Operational challenges do not stop at the network. Operate largely becomes the challenge for the cloud service provider. It’s the cloud service provider’s role to keep the service secure, the servers up, the data flowing etc. As mentioned earlier in the skyscraper analogy the operational role of IT shifts to a mode of empowerment and enablement. Operationally this means keeping a finger on the evergreen pulse of the cloud services and supporting customers in understanding the capability and appropriate use cases for different solutions.
Operations will be a long-term partnership between the IT organisation and the cloud service. If the relationship is not managed like partnership, then it will fail. The partnership may include a third party cloud services partner to whom you may outsource a number of activities (even if it is to get you over the initial transition).
In my opinion what transitioning to the cloud means for IT organisational structures is a change in mindset and approach. The cloud is not a static environment where the focus is simply keeping the lights on. I think IT organisations can improve their chances of success by looking beyond its industry and peer groups for answers and staff.
I think every IT organisation should pay attention as every company is becoming a digital organisation. The cloud is the construct that will truly enable the digital transformation. Organisational structures need to change as your companies staff become your customers. Your customers become information managers, digital curators, and configurators. IT becomes an enabler, a guide, a guard, and a teacher.

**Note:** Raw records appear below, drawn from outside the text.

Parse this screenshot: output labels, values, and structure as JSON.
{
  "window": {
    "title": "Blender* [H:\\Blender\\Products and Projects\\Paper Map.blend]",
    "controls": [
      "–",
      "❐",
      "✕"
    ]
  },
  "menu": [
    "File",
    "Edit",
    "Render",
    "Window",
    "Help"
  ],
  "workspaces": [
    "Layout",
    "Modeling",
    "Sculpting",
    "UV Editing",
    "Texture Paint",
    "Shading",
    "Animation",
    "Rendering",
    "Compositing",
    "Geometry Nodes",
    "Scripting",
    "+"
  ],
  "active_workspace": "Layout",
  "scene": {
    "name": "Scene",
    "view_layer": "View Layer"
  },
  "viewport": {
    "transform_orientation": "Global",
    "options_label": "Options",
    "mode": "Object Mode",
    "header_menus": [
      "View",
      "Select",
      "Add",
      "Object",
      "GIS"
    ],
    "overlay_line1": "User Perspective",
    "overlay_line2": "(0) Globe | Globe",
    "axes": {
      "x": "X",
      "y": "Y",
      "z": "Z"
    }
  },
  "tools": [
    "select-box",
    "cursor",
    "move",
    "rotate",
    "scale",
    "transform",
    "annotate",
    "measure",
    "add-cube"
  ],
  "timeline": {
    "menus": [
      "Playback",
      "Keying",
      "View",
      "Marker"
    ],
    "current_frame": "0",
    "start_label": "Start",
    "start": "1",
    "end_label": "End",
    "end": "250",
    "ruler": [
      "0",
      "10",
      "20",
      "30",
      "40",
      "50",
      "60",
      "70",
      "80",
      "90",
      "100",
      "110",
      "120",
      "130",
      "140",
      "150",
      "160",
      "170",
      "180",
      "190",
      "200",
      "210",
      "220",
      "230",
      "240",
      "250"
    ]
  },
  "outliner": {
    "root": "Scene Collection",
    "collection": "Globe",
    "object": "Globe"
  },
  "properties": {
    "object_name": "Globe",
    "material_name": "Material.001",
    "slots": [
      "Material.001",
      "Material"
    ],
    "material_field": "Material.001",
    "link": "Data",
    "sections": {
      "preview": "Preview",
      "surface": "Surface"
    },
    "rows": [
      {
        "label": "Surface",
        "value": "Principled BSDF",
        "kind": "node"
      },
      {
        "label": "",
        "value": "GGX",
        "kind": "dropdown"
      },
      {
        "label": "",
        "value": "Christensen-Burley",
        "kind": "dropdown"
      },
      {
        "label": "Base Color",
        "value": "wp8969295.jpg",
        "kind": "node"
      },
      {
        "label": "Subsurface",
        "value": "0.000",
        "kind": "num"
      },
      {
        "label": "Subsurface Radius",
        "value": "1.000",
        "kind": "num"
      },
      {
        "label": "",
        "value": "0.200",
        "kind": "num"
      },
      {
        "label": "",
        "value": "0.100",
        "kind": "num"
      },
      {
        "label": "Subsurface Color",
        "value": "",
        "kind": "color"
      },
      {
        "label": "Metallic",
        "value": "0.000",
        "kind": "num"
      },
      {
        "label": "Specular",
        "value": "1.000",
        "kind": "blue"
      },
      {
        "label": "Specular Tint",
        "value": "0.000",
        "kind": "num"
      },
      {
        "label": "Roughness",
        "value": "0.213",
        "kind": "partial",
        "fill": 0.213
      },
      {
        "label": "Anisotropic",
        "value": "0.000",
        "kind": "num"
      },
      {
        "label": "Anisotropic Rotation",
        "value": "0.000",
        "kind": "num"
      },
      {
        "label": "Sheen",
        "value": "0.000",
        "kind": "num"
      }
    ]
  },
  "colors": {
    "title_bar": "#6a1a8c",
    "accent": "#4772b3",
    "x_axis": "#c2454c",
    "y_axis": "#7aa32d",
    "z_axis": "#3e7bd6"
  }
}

Every member of the IT organisation becomes customer facing and takes responsibility for services from their design through to operations.
In changing the organisational structure of IT to align more with the continuous cycle of design, build, finance and operate you are building the foundations that enable your company to reach for the clouds.
I thought I’d end this post with some strategic thoughts and a concept for an organisational structure.
Konrad Zuse, the inventor of world’s first programmable computer, was also Civil Engineer.